== Segment start ==

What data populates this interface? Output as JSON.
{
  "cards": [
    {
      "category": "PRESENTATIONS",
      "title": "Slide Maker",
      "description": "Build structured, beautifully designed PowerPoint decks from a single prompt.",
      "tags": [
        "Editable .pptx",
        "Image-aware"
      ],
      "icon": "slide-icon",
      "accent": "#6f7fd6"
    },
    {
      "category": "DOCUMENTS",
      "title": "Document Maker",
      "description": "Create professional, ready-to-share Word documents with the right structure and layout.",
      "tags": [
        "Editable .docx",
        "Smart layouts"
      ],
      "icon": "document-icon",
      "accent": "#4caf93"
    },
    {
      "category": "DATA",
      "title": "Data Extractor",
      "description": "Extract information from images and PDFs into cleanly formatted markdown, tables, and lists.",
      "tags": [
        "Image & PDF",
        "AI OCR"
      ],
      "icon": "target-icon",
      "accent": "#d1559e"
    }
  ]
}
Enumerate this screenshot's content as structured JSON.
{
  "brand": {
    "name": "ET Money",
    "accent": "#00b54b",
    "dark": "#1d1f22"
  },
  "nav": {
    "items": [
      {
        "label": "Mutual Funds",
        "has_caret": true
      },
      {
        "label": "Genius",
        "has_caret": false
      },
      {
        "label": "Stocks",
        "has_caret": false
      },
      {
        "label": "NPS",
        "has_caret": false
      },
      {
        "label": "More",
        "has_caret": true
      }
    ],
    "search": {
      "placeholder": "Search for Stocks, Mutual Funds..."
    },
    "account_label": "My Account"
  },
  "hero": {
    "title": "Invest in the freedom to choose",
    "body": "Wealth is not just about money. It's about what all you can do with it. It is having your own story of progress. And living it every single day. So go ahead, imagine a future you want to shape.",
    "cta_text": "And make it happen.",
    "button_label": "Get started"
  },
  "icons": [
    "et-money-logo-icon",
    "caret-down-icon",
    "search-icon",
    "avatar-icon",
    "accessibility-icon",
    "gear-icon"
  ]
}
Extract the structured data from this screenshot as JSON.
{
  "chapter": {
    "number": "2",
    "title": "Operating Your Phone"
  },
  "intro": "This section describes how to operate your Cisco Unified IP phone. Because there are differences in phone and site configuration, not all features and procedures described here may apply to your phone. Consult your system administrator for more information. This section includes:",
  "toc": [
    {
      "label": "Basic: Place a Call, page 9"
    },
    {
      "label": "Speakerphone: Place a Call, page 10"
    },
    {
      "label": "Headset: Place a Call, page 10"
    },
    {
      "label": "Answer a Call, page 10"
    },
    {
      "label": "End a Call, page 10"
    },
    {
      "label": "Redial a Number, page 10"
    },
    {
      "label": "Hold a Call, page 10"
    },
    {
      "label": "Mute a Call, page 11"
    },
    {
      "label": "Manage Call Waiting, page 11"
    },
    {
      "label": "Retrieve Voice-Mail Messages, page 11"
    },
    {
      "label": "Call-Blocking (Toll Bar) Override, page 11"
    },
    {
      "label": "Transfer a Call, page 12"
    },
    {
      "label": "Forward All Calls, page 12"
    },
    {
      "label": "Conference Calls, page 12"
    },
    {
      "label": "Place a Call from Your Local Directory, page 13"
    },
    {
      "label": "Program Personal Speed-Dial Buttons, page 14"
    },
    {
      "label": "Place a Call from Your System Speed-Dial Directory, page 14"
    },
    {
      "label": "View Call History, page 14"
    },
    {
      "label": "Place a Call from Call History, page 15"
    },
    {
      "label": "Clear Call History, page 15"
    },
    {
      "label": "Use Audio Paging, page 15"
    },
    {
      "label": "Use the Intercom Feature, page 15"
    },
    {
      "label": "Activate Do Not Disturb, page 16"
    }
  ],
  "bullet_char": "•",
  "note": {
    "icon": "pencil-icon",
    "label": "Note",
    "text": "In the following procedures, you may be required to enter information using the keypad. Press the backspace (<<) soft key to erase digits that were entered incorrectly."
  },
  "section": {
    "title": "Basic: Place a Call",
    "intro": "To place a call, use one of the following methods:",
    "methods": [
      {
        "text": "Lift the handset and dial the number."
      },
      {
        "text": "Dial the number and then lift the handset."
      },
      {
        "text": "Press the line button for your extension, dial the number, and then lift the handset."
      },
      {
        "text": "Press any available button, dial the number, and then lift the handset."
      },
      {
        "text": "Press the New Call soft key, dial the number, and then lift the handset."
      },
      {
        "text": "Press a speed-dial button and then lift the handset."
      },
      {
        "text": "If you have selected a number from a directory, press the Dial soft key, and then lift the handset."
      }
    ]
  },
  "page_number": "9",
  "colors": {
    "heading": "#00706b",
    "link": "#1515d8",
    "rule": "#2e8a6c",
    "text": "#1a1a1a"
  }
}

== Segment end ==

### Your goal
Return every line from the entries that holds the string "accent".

### Completed exercise
      "accent": "#6f7fd6"
      "accent": "#4caf93"
      "accent": "#d1559e"
    "accent": "#00b54b",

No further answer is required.